Turkey’s lira and bonds jumped after the nation’s second-largest listed lender refinanced a maturing foreign-currency loan, tempering concern that this year’s exchange-rate rout will fuel a debt crisis.
Akbank TAS said it had rolled over its syndicated loan, fueling optimism that the deal opens the way for other banks to refinance liabilities coming due by yearend. The lira gained almost 2 percent against the dollar while the 10-year government notes extended this month’s biggest rally in emerging markets.
The Turkish economy runs a current-account deficit of around 6 percent of output, and depends on foreign capital inflows to finance the shortfall. Much of that cash comes in through the nation’s lenders, which need to maintain access to international capital markets in order to keep credit flowing.

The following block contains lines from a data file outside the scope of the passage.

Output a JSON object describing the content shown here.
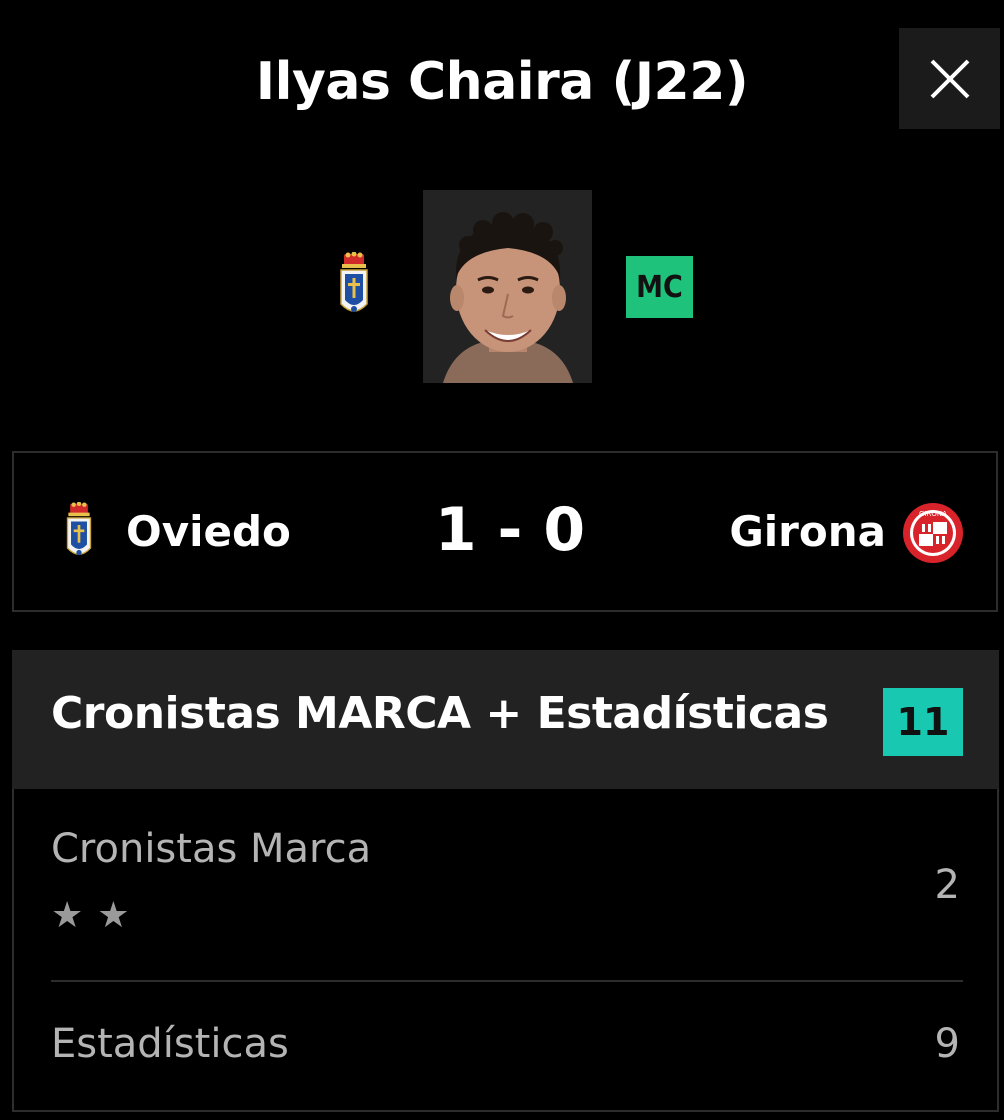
{
  "header": {
    "title": "Ilyas Chaira (J22)",
    "close_icon": "close-icon"
  },
  "player": {
    "photo_alt": "player-photo",
    "position": "MC",
    "position_color": "#1fc27a"
  },
  "match": {
    "home_team": "Oviedo",
    "score": "1 - 0",
    "away_team": "Girona"
  },
  "rating": {
    "header": "Cronistas MARCA + Estadísticas",
    "total": "11",
    "total_color": "#18c8b0",
    "rows": [
      {
        "label": "Cronistas Marca",
        "value": "2",
        "stars": 2
      },
      {
        "label": "Estadísticas",
        "value": "9"
      }
    ]
  }
}
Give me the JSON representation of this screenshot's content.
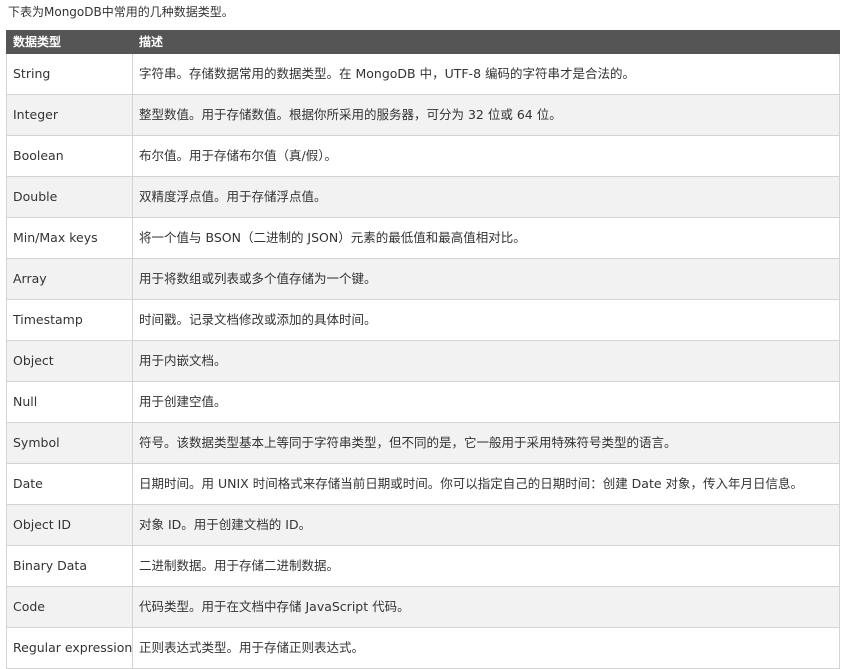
{
  "intro_text": "下表为MongoDB中常用的几种数据类型。",
  "table": {
    "headers": [
      "数据类型",
      "描述"
    ],
    "rows": [
      {
        "type": "String",
        "desc": "字符串。存储数据常用的数据类型。在 MongoDB 中，UTF-8 编码的字符串才是合法的。"
      },
      {
        "type": "Integer",
        "desc": "整型数值。用于存储数值。根据你所采用的服务器，可分为 32 位或 64 位。"
      },
      {
        "type": "Boolean",
        "desc": "布尔值。用于存储布尔值（真/假）。"
      },
      {
        "type": "Double",
        "desc": "双精度浮点值。用于存储浮点值。"
      },
      {
        "type": "Min/Max keys",
        "desc": "将一个值与 BSON（二进制的 JSON）元素的最低值和最高值相对比。"
      },
      {
        "type": "Array",
        "desc": "用于将数组或列表或多个值存储为一个键。"
      },
      {
        "type": "Timestamp",
        "desc": "时间戳。记录文档修改或添加的具体时间。"
      },
      {
        "type": "Object",
        "desc": "用于内嵌文档。"
      },
      {
        "type": "Null",
        "desc": "用于创建空值。"
      },
      {
        "type": "Symbol",
        "desc": "符号。该数据类型基本上等同于字符串类型，但不同的是，它一般用于采用特殊符号类型的语言。"
      },
      {
        "type": "Date",
        "desc": "日期时间。用 UNIX 时间格式来存储当前日期或时间。你可以指定自己的日期时间：创建 Date 对象，传入年月日信息。"
      },
      {
        "type": "Object ID",
        "desc": "对象 ID。用于创建文档的 ID。"
      },
      {
        "type": "Binary Data",
        "desc": "二进制数据。用于存储二进制数据。"
      },
      {
        "type": "Code",
        "desc": "代码类型。用于在文档中存储 JavaScript 代码。"
      },
      {
        "type": "Regular expression",
        "desc": "正则表达式类型。用于存储正则表达式。"
      }
    ]
  },
  "colors": {
    "header_bg": "#555555",
    "header_text": "#ffffff",
    "row_alt_bg": "#f2f2f2",
    "border": "#d4d4d4"
  }
}
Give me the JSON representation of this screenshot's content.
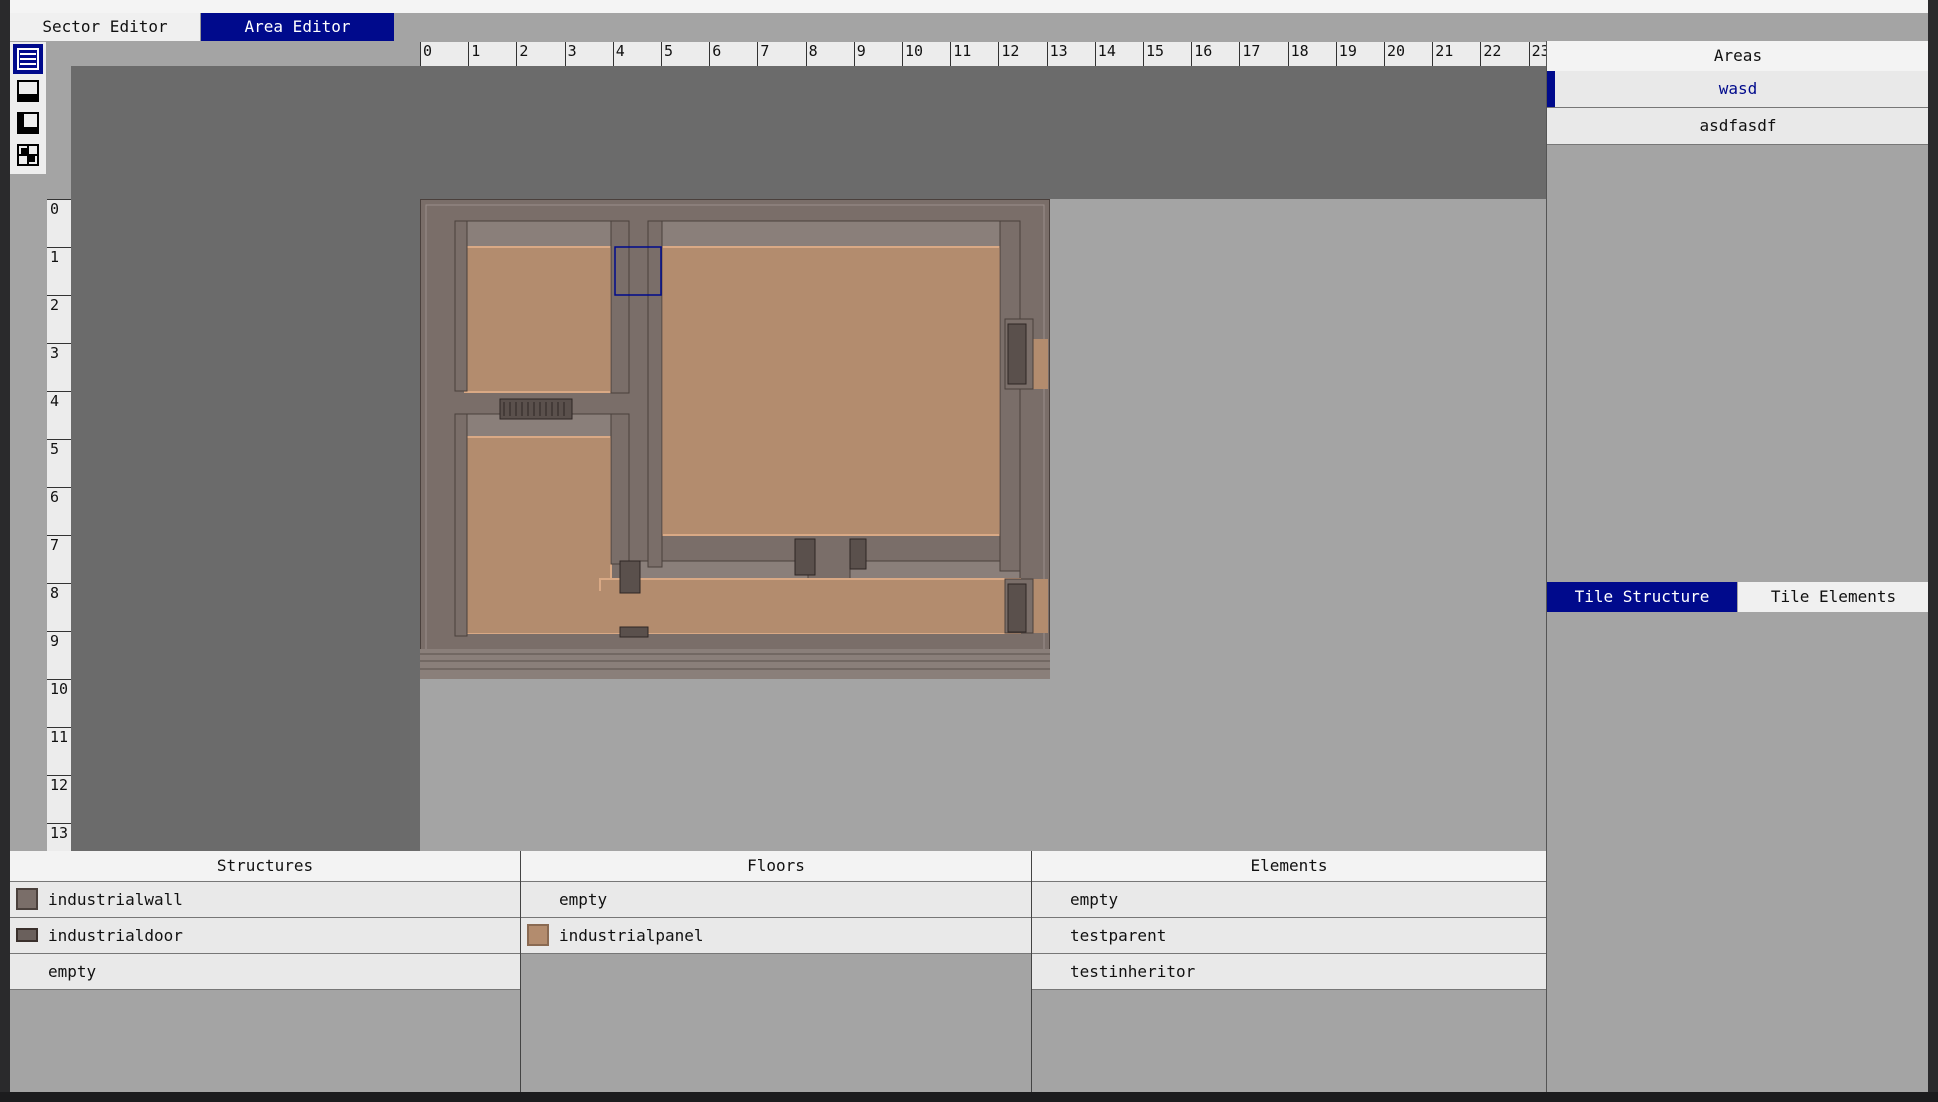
{
  "tabs": [
    {
      "label": "Sector Editor",
      "active": false
    },
    {
      "label": "Area Editor",
      "active": true
    }
  ],
  "toolbar": [
    "list-icon",
    "window-icon",
    "corner-icon",
    "tile-grid-icon"
  ],
  "ruler": {
    "x": [
      "0",
      "1",
      "2",
      "3",
      "4",
      "5",
      "6",
      "7",
      "8",
      "9",
      "10",
      "11",
      "12",
      "13",
      "14",
      "15",
      "16",
      "17",
      "18",
      "19",
      "20",
      "21",
      "22",
      "23"
    ],
    "y": [
      "0",
      "1",
      "2",
      "3",
      "4",
      "5",
      "6",
      "7",
      "8",
      "9",
      "10",
      "11",
      "12",
      "13"
    ]
  },
  "areas": {
    "title": "Areas",
    "items": [
      {
        "label": "wasd",
        "selected": true
      },
      {
        "label": "asdfasdf",
        "selected": false
      }
    ]
  },
  "tile_tabs": [
    {
      "label": "Tile Structure",
      "active": true
    },
    {
      "label": "Tile Elements",
      "active": false
    }
  ],
  "structures": {
    "title": "Structures",
    "items": [
      {
        "label": "industrialwall",
        "icon": "wall-icon"
      },
      {
        "label": "industrialdoor",
        "icon": "door-icon"
      },
      {
        "label": "empty",
        "icon": ""
      }
    ]
  },
  "floors": {
    "title": "Floors",
    "items": [
      {
        "label": "empty",
        "icon": ""
      },
      {
        "label": "industrialpanel",
        "icon": "panel-icon"
      }
    ]
  },
  "elements": {
    "title": "Elements",
    "items": [
      {
        "label": "empty"
      },
      {
        "label": "testparent"
      },
      {
        "label": "testinheritor"
      }
    ]
  },
  "colors": {
    "accent": "#000a8c",
    "floor": "#b38c6e",
    "wall": "#7a6e69",
    "viewport": "#6b6b6b",
    "panel": "#a4a4a4"
  }
}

Many analysts are concerned local banks will only be able to roll over a portion of their debt amid a rout that knocked off 40 percent of the lira’s value this year.

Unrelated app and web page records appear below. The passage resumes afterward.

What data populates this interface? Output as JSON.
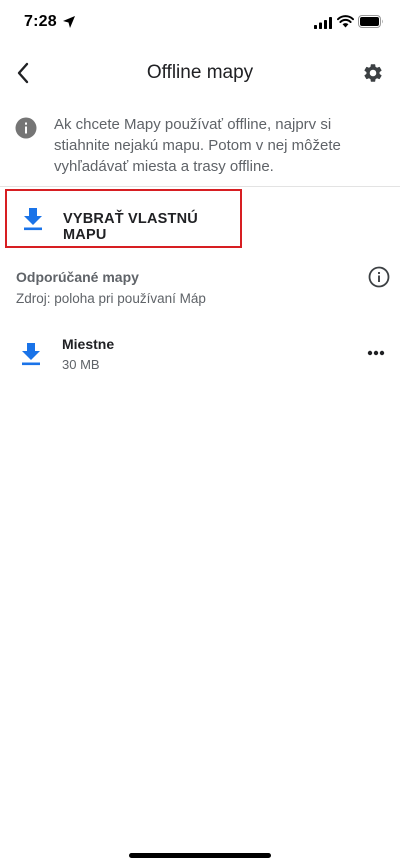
{
  "status_bar": {
    "time": "7:28"
  },
  "header": {
    "title": "Offline mapy",
    "back_icon": "chevron-left-icon",
    "settings_icon": "gear-icon"
  },
  "info_banner": {
    "icon": "info-icon",
    "text": "Ak chcete Mapy používať offline, najprv si stiahnite nejakú mapu. Potom v nej môžete vyhľadávať miesta a trasy offline."
  },
  "select_map": {
    "icon": "download-icon",
    "label": "VYBRAŤ VLASTNÚ MAPU"
  },
  "recommended": {
    "title": "Odporúčané mapy",
    "subtitle": "Zdroj: poloha pri používaní Máp",
    "items": [
      {
        "name": "Miestne",
        "size": "30 MB",
        "icon": "download-icon"
      }
    ]
  },
  "colors": {
    "accent_blue": "#1a73e8",
    "highlight_red": "#d71e22",
    "text_primary": "#202124",
    "text_secondary": "#5f6368"
  }
}
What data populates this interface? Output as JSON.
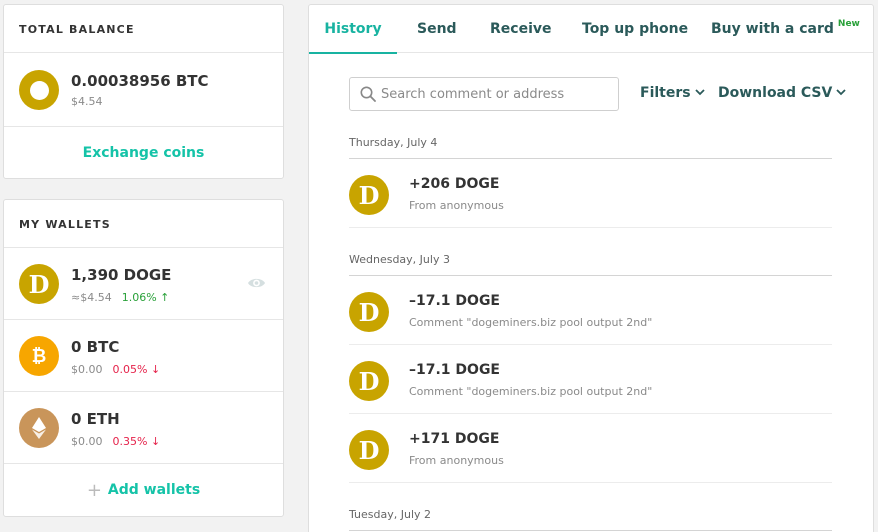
{
  "total_balance": {
    "title": "TOTAL BALANCE",
    "amount": "0.00038956 BTC",
    "fiat": "$4.54",
    "exchange_label": "Exchange coins"
  },
  "wallets": {
    "title": "MY WALLETS",
    "items": [
      {
        "amount": "1,390 DOGE",
        "fiat": "≈$4.54",
        "change": "1.06% ↑",
        "change_dir": "up",
        "icon": "doge-icon"
      },
      {
        "amount": "0 BTC",
        "fiat": "$0.00",
        "change": "0.05% ↓",
        "change_dir": "down",
        "icon": "btc-icon"
      },
      {
        "amount": "0 ETH",
        "fiat": "$0.00",
        "change": "0.35% ↓",
        "change_dir": "down",
        "icon": "eth-icon"
      }
    ],
    "add_label": "Add wallets"
  },
  "tabs": [
    {
      "label": "History",
      "active": true
    },
    {
      "label": "Send"
    },
    {
      "label": "Receive"
    },
    {
      "label": "Top up phone"
    },
    {
      "label": "Buy with a card",
      "badge": "New"
    }
  ],
  "search": {
    "placeholder": "Search comment or address",
    "value": ""
  },
  "filters_label": "Filters",
  "download_label": "Download CSV",
  "history": [
    {
      "date": "Thursday, July 4",
      "transactions": [
        {
          "amount": "+206 DOGE",
          "detail": "From anonymous"
        }
      ]
    },
    {
      "date": "Wednesday, July 3",
      "transactions": [
        {
          "amount": "–17.1 DOGE",
          "detail": "Comment \"dogeminers.biz pool output 2nd\""
        },
        {
          "amount": "–17.1 DOGE",
          "detail": "Comment \"dogeminers.biz pool output 2nd\""
        },
        {
          "amount": "+171 DOGE",
          "detail": "From anonymous"
        }
      ]
    },
    {
      "date": "Tuesday, July 2",
      "transactions": []
    }
  ],
  "colors": {
    "accent": "#18b3a1",
    "link": "#15c3a8",
    "doge": "#c8a400",
    "btc": "#f7a600",
    "eth": "#c9955a",
    "up": "#2aa13a",
    "down": "#e5234b",
    "new_badge": "#2aa13a"
  }
}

“The Akbank syndicated loan rollover was well received,” Henrik Gullberg, a strategist at Nomura Plc in London, told Bloomberg. “Technically, on lira, a break of 6 would be the focus now.”
The lira was 1.8 percent higher at 6.0030 per dollar as of 3:34 p.m. on September 27 in Istanbul, after briefly strengthening past the 6 mark earlier for the first time this month. The yield on 10-year government bonds fell as much as 64 basis points to 17.85 percent, the lowest level since July.
The rally in Turkish assets comes after the central bank raised interest rates by 625 basis points this month, arresting a currency slide that fueled the fastest pace of inflation in 15 years and piled pressure on companies that borrowed heavily in foreign currency.
China’s Tatwah is among parties looking to buy a special-purpose vehicle that owns a majority stake in Turk Telekom, Turkey’s largest phone company, according to four people with knowledge of the matter. The news is a sign for some investors that international capital is flowing back into the economy.
Speculation is also growing over a potential rapprochement with Western powers. President Recep Tayyip Erdogan visited Berlin and met with Chancellor Angela Merkel this week. Furthermore, optimism has picked up in the market that an American pastor who has been held in Turkey for two years on terrorism charges will be released on Oct. 12, ending a diplomatic standoff between the NATO allies.